The sprawling family drama Kings and Queen is possibly Desplechin’s greatest film to date – it’s not only the title that evokes the term “magisterial.” In an interview on the DVD, he surprisingly cites NYPD Blue as a model for how even briefly-observed characters can establish themselves, and indeed his film suggests the capacity to spill over indefinitely into sequels and parallels and alternate possibilities. Yet it has (again, in Desplechin’s own words) a concluding sense of lightness, as if an impossibly complex and fraught building site suddenly silenced, and revealed at its heart the sanctuary you’ve always dreamed of. The film foregrounds Desplechin’s interest in mental illness – he’s far too subtle to postulate simply that the doctors and the patients might as well change places, and yet the extreme diversity of his narrative and approach to it might be dedicated to exposing our impoverished prevailing views of rational engagement (with life, with art, with each other, with cinema).
A Christmas Story
Those three films are all available on DVD. The fourth, A Christmas Story, was my favourite from those I saw at this year’s festival, and is now in theatres; it’s perhaps only the scheme’s inherently greater familiarity – the near-archetypal messed-up family, home for the holidays and hating it – that renders it slightly less dazzling than Kings and Queen. The volume of doublings and contrasts and echoes and conflicts is again beyond processing; as if from the butterfly effect made flesh, you feel how a loss in one generation continues to screw up the family structure for decades to come. The theatre is a theme here again: a key character is a playwright, another an impresario, but more broadly (and again I’m surprised how Cassavetes keeps coming into my mind as I write this article) in the sense of spiraling self-invention. Which may or may not be linked to any capacity for real self-evaluation.
Desplechin’s repeated use of a few favoured actors helps to see that he’s a miniaturist at heart, but then that’s the eternal wonder of great cinema, that people interacting in a room might generate greater seismic damage than a city-engulfing earthquake. I mentioned his films’ stylistic variety, but he’s not strenuously experimental in the sense that you start noticing endlessly long takes or weird angles. To me it simply feels as if he’s absorbed the tools of cinema better than any of his peers. And also for a better purpose. Only a true and eloquent optimist could explore human behaviour so expansively; only a great director could so convince us that there’s still something urgent and personal to be optimistic about.

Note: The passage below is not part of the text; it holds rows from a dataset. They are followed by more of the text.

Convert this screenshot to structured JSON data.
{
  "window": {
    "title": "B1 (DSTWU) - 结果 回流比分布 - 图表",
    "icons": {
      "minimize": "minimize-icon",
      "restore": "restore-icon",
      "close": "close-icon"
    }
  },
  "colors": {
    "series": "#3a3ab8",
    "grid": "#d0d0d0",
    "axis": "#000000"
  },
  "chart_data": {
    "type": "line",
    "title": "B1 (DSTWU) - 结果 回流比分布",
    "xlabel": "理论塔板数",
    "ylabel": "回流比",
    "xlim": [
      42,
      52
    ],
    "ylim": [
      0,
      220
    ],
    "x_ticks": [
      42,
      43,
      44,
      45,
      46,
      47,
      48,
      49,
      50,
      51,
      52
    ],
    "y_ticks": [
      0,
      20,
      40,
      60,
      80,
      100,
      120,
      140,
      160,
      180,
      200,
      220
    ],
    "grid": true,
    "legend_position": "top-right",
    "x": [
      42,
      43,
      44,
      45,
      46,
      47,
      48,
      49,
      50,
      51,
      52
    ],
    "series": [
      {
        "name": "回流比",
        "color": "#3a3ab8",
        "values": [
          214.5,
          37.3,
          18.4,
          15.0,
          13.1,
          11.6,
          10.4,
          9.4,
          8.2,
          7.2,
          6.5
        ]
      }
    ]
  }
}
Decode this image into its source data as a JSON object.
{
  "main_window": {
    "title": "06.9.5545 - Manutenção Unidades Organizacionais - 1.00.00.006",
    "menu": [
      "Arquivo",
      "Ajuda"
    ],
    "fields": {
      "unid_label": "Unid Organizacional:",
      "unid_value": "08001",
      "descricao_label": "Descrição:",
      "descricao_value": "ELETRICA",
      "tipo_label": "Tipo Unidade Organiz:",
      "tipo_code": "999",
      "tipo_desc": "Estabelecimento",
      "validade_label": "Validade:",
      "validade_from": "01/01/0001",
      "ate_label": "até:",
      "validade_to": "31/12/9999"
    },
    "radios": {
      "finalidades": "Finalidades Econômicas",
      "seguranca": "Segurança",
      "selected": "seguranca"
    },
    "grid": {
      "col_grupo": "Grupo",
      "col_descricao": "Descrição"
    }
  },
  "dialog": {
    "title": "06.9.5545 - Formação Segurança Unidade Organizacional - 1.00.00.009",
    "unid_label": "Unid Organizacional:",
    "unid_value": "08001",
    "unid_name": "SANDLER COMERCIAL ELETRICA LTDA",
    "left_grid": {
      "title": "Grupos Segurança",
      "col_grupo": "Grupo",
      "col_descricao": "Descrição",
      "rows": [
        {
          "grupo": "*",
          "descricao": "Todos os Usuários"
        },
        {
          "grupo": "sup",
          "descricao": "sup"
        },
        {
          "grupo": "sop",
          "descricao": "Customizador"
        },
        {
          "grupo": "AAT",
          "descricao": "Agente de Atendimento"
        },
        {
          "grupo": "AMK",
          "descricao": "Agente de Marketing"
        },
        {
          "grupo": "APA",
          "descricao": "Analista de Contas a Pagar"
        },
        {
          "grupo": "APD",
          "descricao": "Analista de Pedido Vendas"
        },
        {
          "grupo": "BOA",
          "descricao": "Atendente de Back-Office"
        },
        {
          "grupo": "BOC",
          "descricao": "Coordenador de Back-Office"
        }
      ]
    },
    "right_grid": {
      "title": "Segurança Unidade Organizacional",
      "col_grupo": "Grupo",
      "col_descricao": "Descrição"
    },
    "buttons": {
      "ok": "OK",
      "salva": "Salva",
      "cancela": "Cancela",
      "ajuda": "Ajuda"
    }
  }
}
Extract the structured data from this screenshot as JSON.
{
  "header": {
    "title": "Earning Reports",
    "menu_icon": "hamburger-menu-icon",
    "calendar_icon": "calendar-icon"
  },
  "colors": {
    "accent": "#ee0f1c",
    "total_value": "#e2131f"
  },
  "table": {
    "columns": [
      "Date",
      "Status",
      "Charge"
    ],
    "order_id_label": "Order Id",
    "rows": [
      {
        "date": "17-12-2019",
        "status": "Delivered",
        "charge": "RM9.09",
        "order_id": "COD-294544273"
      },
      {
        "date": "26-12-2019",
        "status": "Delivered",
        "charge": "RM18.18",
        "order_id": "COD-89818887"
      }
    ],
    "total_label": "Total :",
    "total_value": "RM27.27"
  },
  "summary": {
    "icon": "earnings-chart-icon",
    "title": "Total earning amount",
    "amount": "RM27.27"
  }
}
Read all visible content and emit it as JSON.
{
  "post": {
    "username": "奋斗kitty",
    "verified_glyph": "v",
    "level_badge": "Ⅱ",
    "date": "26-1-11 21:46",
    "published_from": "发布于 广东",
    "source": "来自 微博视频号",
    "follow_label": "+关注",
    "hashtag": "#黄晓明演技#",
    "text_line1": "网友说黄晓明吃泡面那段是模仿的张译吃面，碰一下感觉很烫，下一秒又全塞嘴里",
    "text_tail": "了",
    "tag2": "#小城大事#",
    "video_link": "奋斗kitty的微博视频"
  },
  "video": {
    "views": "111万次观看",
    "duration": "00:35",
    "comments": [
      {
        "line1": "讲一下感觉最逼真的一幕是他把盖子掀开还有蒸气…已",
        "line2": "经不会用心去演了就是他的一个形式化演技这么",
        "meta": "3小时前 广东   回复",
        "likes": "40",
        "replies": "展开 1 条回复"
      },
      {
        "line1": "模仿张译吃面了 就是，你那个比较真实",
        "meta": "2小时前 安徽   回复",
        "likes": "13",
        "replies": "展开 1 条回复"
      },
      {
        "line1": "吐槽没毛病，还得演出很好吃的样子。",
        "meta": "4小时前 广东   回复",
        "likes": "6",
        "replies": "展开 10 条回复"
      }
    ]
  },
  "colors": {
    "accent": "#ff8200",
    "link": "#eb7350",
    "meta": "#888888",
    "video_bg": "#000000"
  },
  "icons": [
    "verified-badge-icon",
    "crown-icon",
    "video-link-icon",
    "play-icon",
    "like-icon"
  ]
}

(February 2012 postscript - two of Desplechin's earlier films are available online at mubi.com)